Insulin therapy means I’m on borrowed time. In the spring of this year, I’ll have lived 9 years more than I would have when I was diagnosed with Type 1 diabetes. Within the last two years, microvascular heart issues, a common development for women who have Type 1 diabetes, have set in. In addition to worrying that when I have a huge downward swing in blood glucose (at this point undoubtedly caused by hormonal changes in my pre-menopausal state), I could die from hypoglycemia, lately I am now aware that in fact, it’s very possible that I could die from a heart attack instead. In addition to being the number one killer of women, heart issues are also the number one killer of Type 1 diabetics.
I try to take care of myself the best that I can, considering that my own life is not the only life I take care of. My greatest fear is to not be around for my children long enough for them to be young adults, at least. They’re still very young.
Every day I live is a gift, a chance to be a worthwile person in the lives of those I care for, to be a comfort, an inspiration to be positive and strong, and use one’s talents as an opportunity to engage with others in a life-affirming way, plus many other non-material things that are important to me to pass on before I am physically gone.

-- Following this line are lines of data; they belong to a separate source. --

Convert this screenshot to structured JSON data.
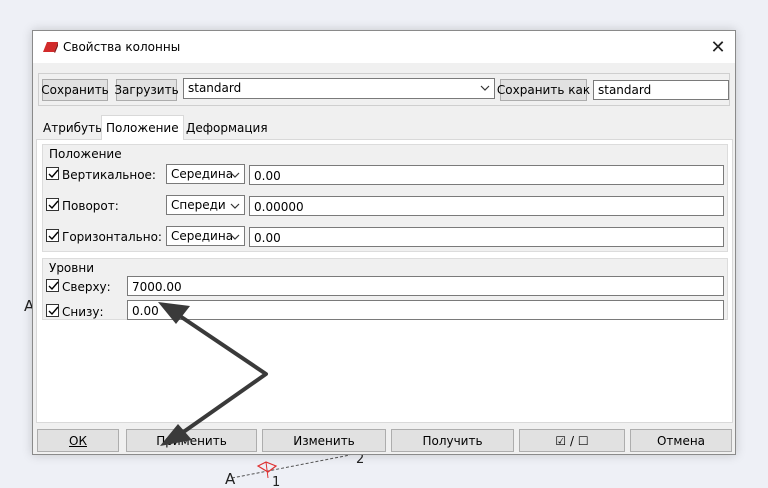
{
  "window": {
    "title": "Свойства колонны",
    "close_glyph": "✕"
  },
  "toolbar": {
    "save_label": "Сохранить",
    "load_label": "Загрузить",
    "preset_value": "standard",
    "save_as_label": "Сохранить как",
    "save_as_value": "standard"
  },
  "tabs": [
    {
      "label": "Атрибуты",
      "active": false
    },
    {
      "label": "Положение",
      "active": true
    },
    {
      "label": "Деформация",
      "active": false
    }
  ],
  "position_group": {
    "title": "Положение",
    "rows": [
      {
        "label": "Вертикальное:",
        "checked": true,
        "select": "Середина",
        "value": "0.00"
      },
      {
        "label": "Поворот:",
        "checked": true,
        "select": "Спереди",
        "value": "0.00000"
      },
      {
        "label": "Горизонтально:",
        "checked": true,
        "select": "Середина",
        "value": "0.00"
      }
    ]
  },
  "levels_group": {
    "title": "Уровни",
    "rows": [
      {
        "label": "Сверху:",
        "checked": true,
        "value": "7000.00"
      },
      {
        "label": "Снизу:",
        "checked": true,
        "value": "0.00"
      }
    ]
  },
  "footer": {
    "ok_label": "ОК",
    "apply_label": "Применить",
    "modify_label": "Изменить",
    "get_label": "Получить",
    "toggle_label": "☑ / ☐",
    "cancel_label": "Отмена"
  },
  "background": {
    "label_a_left": "A",
    "label_a_bottom": "A",
    "label_1": "1",
    "label_2": "2"
  },
  "colors": {
    "annotation_arrow": "#3a3a3a",
    "icon_red": "#d22b2b",
    "model_red": "#e03030"
  }
}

Since I was diagnosed, I feel the clock ticking. Everytime I have hypoglycemic attack and recover, I feel the clock ticking. And now, every time I have chest pain which causes me to stop what I’m doing, take nitroglycerin tablets, and hope to feel well enough to continue with the rest of my day, I feel the clock ticking. People try to downplay what I am going through, try to tell me everything’s going to be alright, but I know that I am walking a balance beam, one foot carefully in front of the other, as time passes.

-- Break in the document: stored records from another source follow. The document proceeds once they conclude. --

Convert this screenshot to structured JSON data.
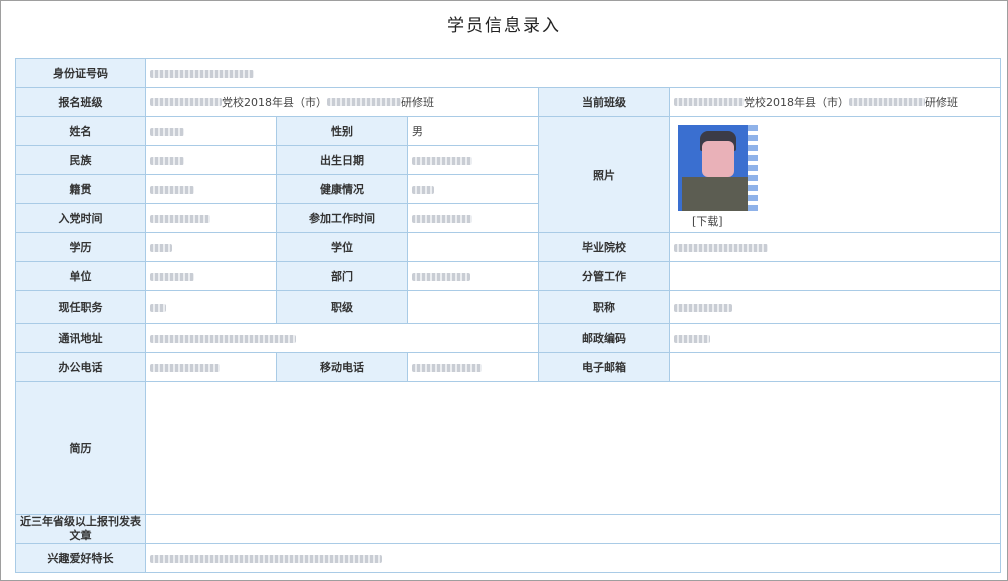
{
  "page": {
    "title": "学员信息录入"
  },
  "labels": {
    "id_number": "身份证号码",
    "enroll_class": "报名班级",
    "current_class": "当前班级",
    "name": "姓名",
    "gender": "性别",
    "photo": "照片",
    "ethnicity": "民族",
    "birth_date": "出生日期",
    "native_place": "籍贯",
    "health": "健康情况",
    "party_join_date": "入党时间",
    "work_start_date": "参加工作时间",
    "education": "学历",
    "degree": "学位",
    "graduate_school": "毕业院校",
    "employer": "单位",
    "department": "部门",
    "responsibility": "分管工作",
    "position": "现任职务",
    "rank": "职级",
    "title": "职称",
    "address": "通讯地址",
    "postal_code": "邮政编码",
    "office_phone": "办公电话",
    "mobile_phone": "移动电话",
    "email": "电子邮箱",
    "resume": "简历",
    "publications": "近三年省级以上报刊发表文章",
    "hobbies": "兴趣爱好特长"
  },
  "values": {
    "enroll_class_text": "党校2018年县（市）",
    "enroll_class_suffix": "研修班",
    "current_class_text": "党校2018年县（市）",
    "current_class_suffix": "研修班",
    "gender": "男",
    "download_link": "[下载]"
  },
  "colors": {
    "label_bg": "#e3f0fb",
    "border": "#a9cbe6"
  }
}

There is no way to downplay the knowledge that the only thing that is keeping you alive is medicine. You stare life in the face, squarely, and see it as a path with an ending which is definite. You try to make the most of it because you don’t know when that ending’s coming. This is what life is like when you’re acutely aware that you are living it on borrowed time.